In the context of “functionally obsolete,” compare what’s happening in southwest Minneapolis or Edina to demolitions in north Minneapolis. Personally, I’m not a big fan of the mini-mansions on undersized lots going up in place of otherwise viable homes. But at least in those cases, you could classify the smaller homes as functionally obsolete due to the private market creating demand for a specific kind of house in a certain area. Over north, however, we have more vacant lots than we know what to do with, we have too many vacant homes, and we have people in need of housing. Both younger individuals and retirees often look for homes that are smaller with fewer bedrooms and bathrooms.

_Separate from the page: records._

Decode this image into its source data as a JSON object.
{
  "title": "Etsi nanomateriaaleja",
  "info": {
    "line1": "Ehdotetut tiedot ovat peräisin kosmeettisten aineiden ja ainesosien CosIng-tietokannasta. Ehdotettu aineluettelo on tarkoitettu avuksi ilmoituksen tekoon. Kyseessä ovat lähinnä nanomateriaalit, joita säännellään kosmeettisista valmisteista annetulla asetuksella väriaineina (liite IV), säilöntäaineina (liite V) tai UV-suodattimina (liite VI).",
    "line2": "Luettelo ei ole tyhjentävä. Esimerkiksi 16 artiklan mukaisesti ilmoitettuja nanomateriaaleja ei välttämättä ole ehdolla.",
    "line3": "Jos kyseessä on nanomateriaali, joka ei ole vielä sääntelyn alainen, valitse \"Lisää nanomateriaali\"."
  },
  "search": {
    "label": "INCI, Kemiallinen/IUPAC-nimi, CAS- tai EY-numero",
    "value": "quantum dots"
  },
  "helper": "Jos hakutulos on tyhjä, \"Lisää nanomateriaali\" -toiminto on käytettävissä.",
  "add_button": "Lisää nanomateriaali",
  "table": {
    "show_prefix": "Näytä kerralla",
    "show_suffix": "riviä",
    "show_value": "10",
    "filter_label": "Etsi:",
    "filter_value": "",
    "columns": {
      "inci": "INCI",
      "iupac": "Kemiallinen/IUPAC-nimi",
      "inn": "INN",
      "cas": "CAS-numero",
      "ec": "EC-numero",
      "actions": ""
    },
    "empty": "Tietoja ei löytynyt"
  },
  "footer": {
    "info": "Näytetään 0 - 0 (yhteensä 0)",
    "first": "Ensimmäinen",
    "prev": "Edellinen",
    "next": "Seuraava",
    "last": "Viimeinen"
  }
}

Yet these very styles of houses are deemed obsolete and torn down.
Which brings us to the next term, that the house “doesn’t meet the demands of the current housing market.” I have to wonder if the city staffers who use this phrase are licensed realtors. If so, how many houses in north Minneapolis have they sold in the past twelve months? If they are not, and I assume that is the case, then what is their professional certificaiton that allows them to objectively make such a statement? What does the city do to market their houses before determining that they do not in fact meet the demands of the housing market?
Last I checked, smaller homes with significant rehab were selling pretty quickly and getting decent press coverage in north Minneapolis. And if we are so worried about creating houses that have different floor plans, open kitchens, bigger closets, and other modern amenities that could be considered the “demands of the current housing market,” there are over 400 vacant lots in north already, most of which are owned by the city or county. Take your pick.
(And then leave the older homes to people like me, who are just fine with their perceived drawbacks. We’ll cover the demands of the current housing market too.)
And there is a third reason to throw out these two catch phrases, and that’s so that another favorite city buzzword can actually be put into action: Equity.
Many of the homes deemed functionally obsolete or not meeting the current demands of the housing market are smaller houses, containing perhaps one or two bedrooms and one bathroom. Now I look all around my home in north Minneapolis and I see Gateway Lofts already built. Common Bond apartments are under construction around the corner. Broadway Flats will be built across the street from me. And Devean George’s apartment building will go up at Penn and Golden Valley. And to be perfectly clear, I am generally supportive of these projects.
How many bedrooms will most of these units have, and how many bathrooms? If you guessed “mostly one- or two-bedroom units” and “one bathroom,” congratulations you win the equity no-prize of the day.
So let’s get this straight: It is somehow okay to heavily subsidize the construction of hundreds of one- or two-bedroom, one-bathroom housing units in my community for people to *rent.* But when little to no subsidy is required to give people in the same income level in the same community the chance to *own* a home that functions in a similar way, suddenly that’s considered functionally obsolete.
There’s another word for such tactics when they are employed in communities of color: Redlining.
I understand that home ownership isn’t for everyone, and that the funding used to construct apartment units is often very different than (what little) public money would be needed to get these homes rehabbed. But even well-intentioned policies that have a disparate racial impact can be the basis for lawsuits or other corrective action. If we’re destroying opportunities for ownership while creating very similar opportunities for rental, that does seem fundamentally unjust.
Just this week, the mayor proposed creating two positions at the city to implement “equity,” right down to monitoring where certain products are purchased. But when it comes to actively creating equitable opportunities for home ownership in my community, it looks like the city is going backwards.